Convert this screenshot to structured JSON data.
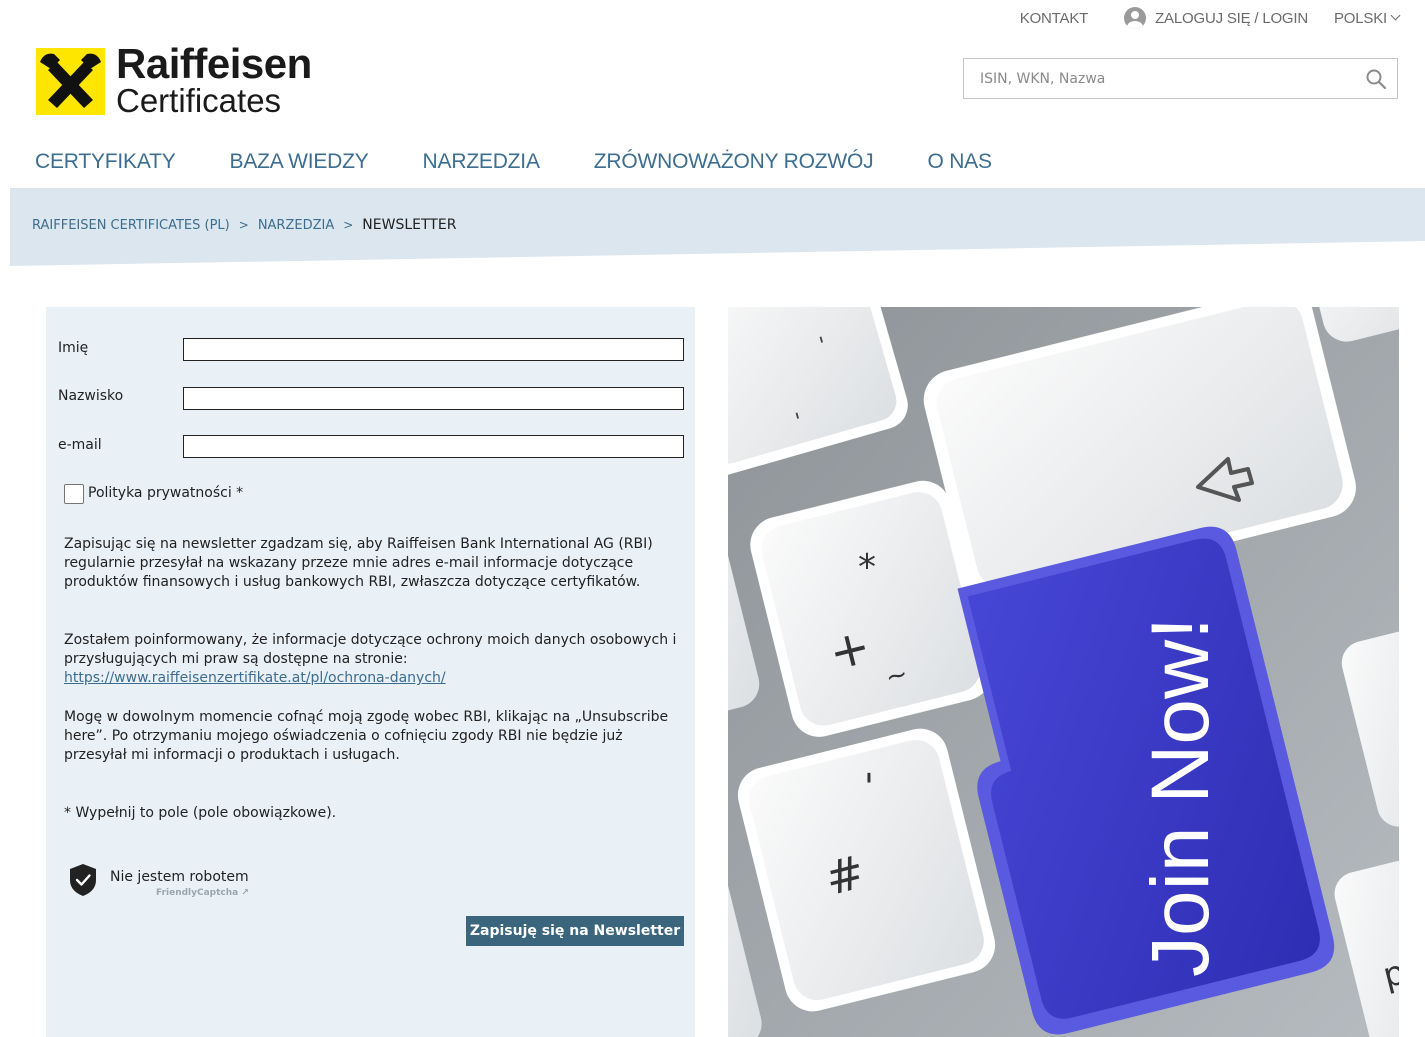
{
  "topbar": {
    "contact": "KONTAKT",
    "login": "ZALOGUJ SIĘ / LOGIN",
    "language": "POLSKI"
  },
  "logo": {
    "line1": "Raiffeisen",
    "line2": "Certificates"
  },
  "search": {
    "placeholder": "ISIN, WKN, Nazwa"
  },
  "nav": {
    "items": [
      "CERTYFIKATY",
      "BAZA WIEDZY",
      "NARZEDZIA",
      "ZRÓWNOWAŻONY ROZWÓJ",
      "O NAS"
    ]
  },
  "breadcrumb": {
    "home": "RAIFFEISEN CERTIFICATES (PL)",
    "section": "NARZEDZIA",
    "current": "NEWSLETTER",
    "separator": ">"
  },
  "form": {
    "first_name_label": "Imię",
    "last_name_label": "Nazwisko",
    "email_label": "e-mail",
    "first_name_value": "",
    "last_name_value": "",
    "email_value": "",
    "privacy_label": "Polityka prywatności *",
    "privacy_checked": false,
    "para1": "Zapisując się na newsletter zgadzam się, aby Raiffeisen Bank International AG (RBI) regularnie przesyłał na wskazany przeze mnie adres e-mail informacje dotyczące produktów finansowych i usług bankowych RBI, zwłaszcza dotyczące certyfikatów.",
    "para2": "Zostałem poinformowany, że informacje dotyczące ochrony moich danych osobowych i przysługujących mi praw są dostępne na stronie:",
    "privacy_link": "https://www.raiffeisenzertifikate.at/pl/ochrona-danych/",
    "para3": "Mogę w dowolnym momencie cofnąć moją zgodę wobec RBI, klikając na „Unsubscribe here”. Po otrzymaniu mojego oświadczenia o cofnięciu zgody RBI nie będzie już przesyłał mi informacji o produktach i usługach.",
    "required_note": "* Wypełnij to pole (pole obowiązkowe).",
    "captcha_text": "Nie jestem robotem",
    "captcha_brand": "FriendlyCaptcha ↗",
    "submit_label": "Zapisuję się na Newsletter"
  },
  "image": {
    "key_text": "Join Now!",
    "key_symbols": {
      "star": "*",
      "plus": "+",
      "tilde": "~",
      "apostrophe": "'",
      "hash": "#",
      "p": "p"
    }
  },
  "colors": {
    "brand_yellow": "#fee600",
    "link_blue": "#3d6d8f",
    "panel_bg": "#e9f0f6",
    "band_bg": "#dbe6ee",
    "button_bg": "#3a657d",
    "key_blue": "#3c3ccc"
  },
  "icons": {
    "user": "user-circle-icon",
    "chevron": "chevron-down-icon",
    "search": "search-icon",
    "captcha": "shield-check-icon"
  }
}
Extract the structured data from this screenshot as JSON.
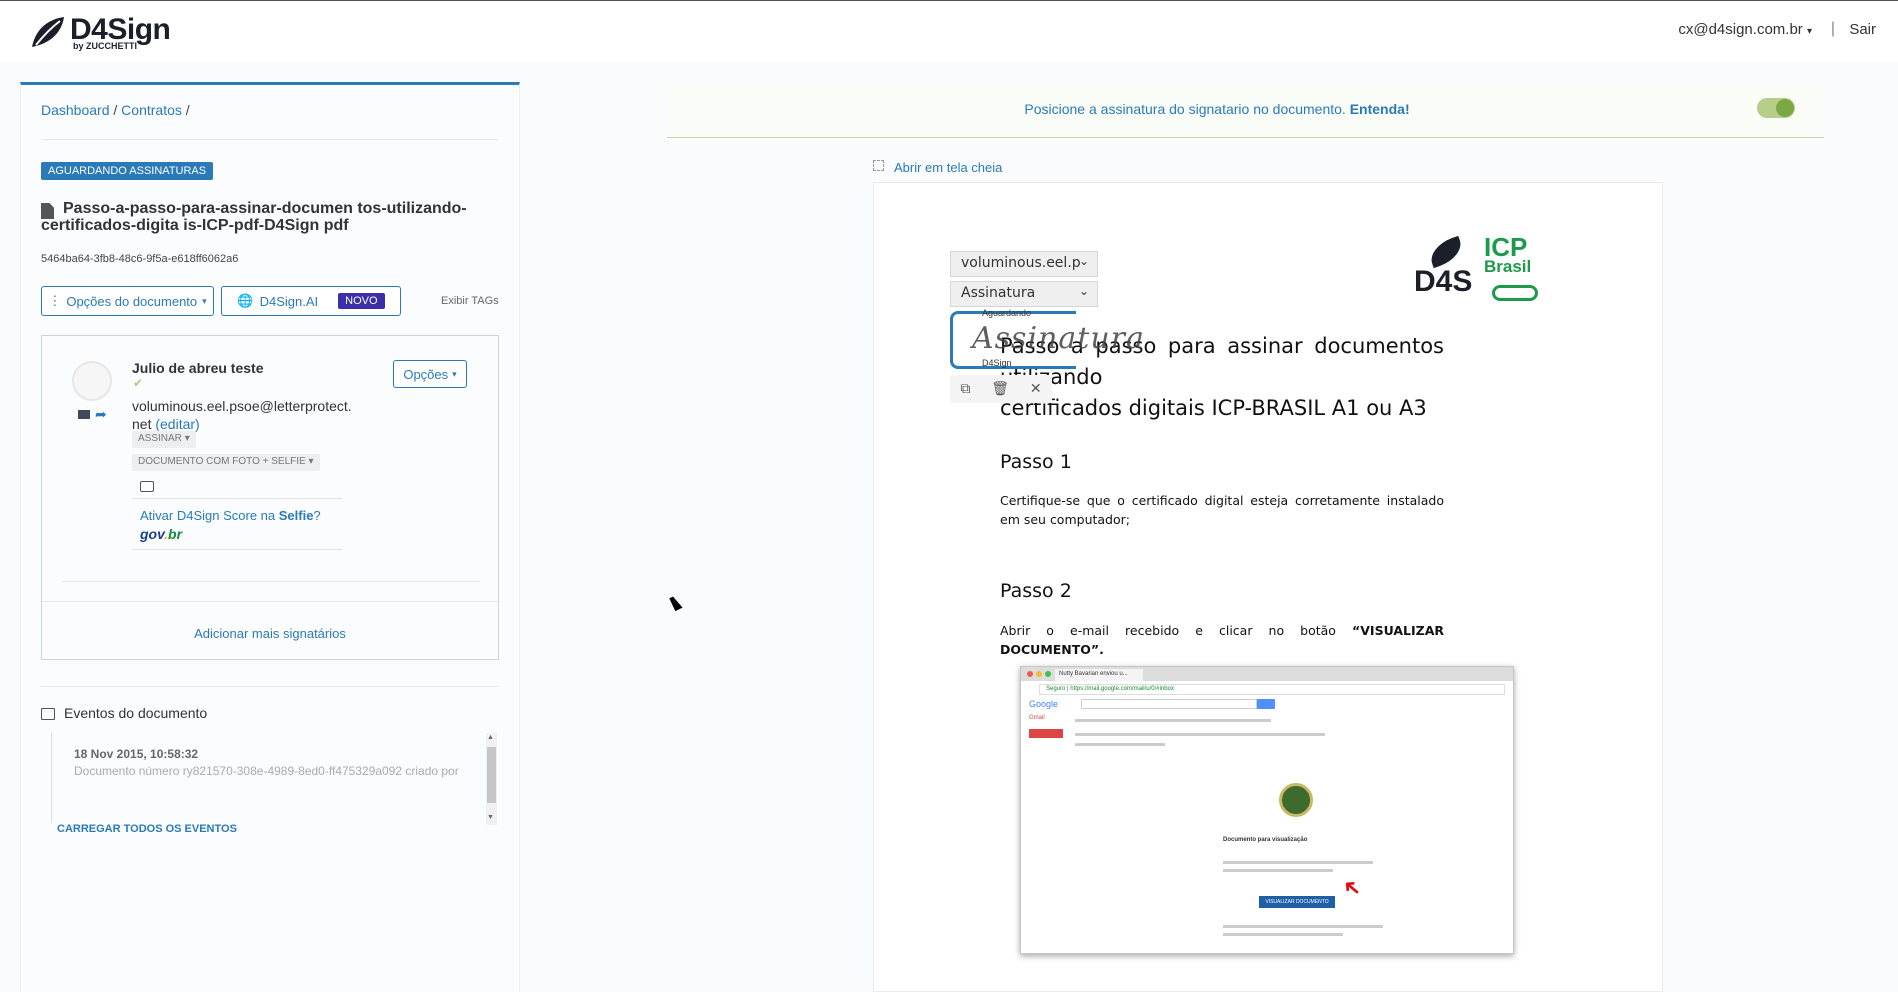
{
  "header": {
    "logo_text": "D4Sign",
    "logo_sub": "by ZUCCHETTI",
    "user_email": "cx@d4sign.com.br",
    "separator": "|",
    "logout": "Sair"
  },
  "breadcrumb": {
    "items": [
      "Dashboard",
      "Contratos"
    ],
    "sep": "/"
  },
  "document": {
    "status": "AGUARDANDO ASSINATURAS",
    "title": "Passo-a-passo-para-assinar-documen tos-utilizando-certificados-digita is-ICP-pdf-D4Sign pdf",
    "hash": "5464ba64-3fb8-48c6-9f5a-e618ff6062a6",
    "options_label": "Opções do documento",
    "ai_label": "D4Sign.AI",
    "ai_badge": "NOVO",
    "tags_label": "Exibir TAGs"
  },
  "signer": {
    "name": "Julio de abreu teste",
    "options_label": "Opções",
    "email": "voluminous.eel.psoe@letterprotect.net",
    "edit_label": "(editar)",
    "action_chip": "ASSINAR",
    "auth_chip": "DOCUMENTO COM FOTO + SELFIE",
    "score_prefix": "Ativar D4Sign Score na ",
    "score_bold": "Selfie",
    "score_suffix": "?",
    "gov_1": "gov",
    "gov_2": ".",
    "gov_3": "br",
    "add_signers": "Adicionar mais signatários"
  },
  "events": {
    "title": "Eventos do documento",
    "first_date": "18 Nov 2015, 10:58:32",
    "first_text": "Documento número ry821570-308e-4989-8ed0-ff475329a092 criado por",
    "load_all": "CARREGAR TODOS OS EVENTOS"
  },
  "viewer": {
    "info_text": "Posicione a assinatura do signatario no documento.",
    "info_link": "Entenda!",
    "fullscreen": "Abrir em tela cheia",
    "select_signer": "voluminous.eel.p",
    "select_type": "Assinatura",
    "sig_top": "Aguardando",
    "sig_script": "Assinatura",
    "sig_bottom": "D4Sign"
  },
  "doc_content": {
    "d4s_logo": "D4S",
    "icp": "ICP",
    "brasil": "Brasil",
    "heading_line1": "Passo a passo para assinar documentos utilizando",
    "heading_line2": "certificados digitais ICP-BRASIL A1 ou A3",
    "step1_title": "Passo 1",
    "step1_text": "Certifique-se que o certificado digital esteja corretamente instalado em seu computador;",
    "step2_title": "Passo 2",
    "step2_text": "Abrir o e-mail recebido e clicar no botão ",
    "step2_bold": "“VISUALIZAR DOCUMENTO”.",
    "shot_tab": "Nutty Bavarian enviou u...",
    "shot_url": "Seguro | https://mail.google.com/mail/u/0/#inbox",
    "shot_google": "Google",
    "shot_gmail": "Gmail",
    "shot_caption": "Documento para visualização",
    "shot_button": "VISUALIZAR DOCUMENTO"
  },
  "colors": {
    "accent": "#2a7ab8",
    "badge_new": "#3a2fa8",
    "icp_green": "#1e9a4b",
    "toggle_on": "#7aa844"
  }
}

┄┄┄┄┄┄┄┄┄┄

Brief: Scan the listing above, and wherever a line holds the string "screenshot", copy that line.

Written reply:
Convert this screenshot to structured JSON data.
Extract the structured data from this screenshot as JSON.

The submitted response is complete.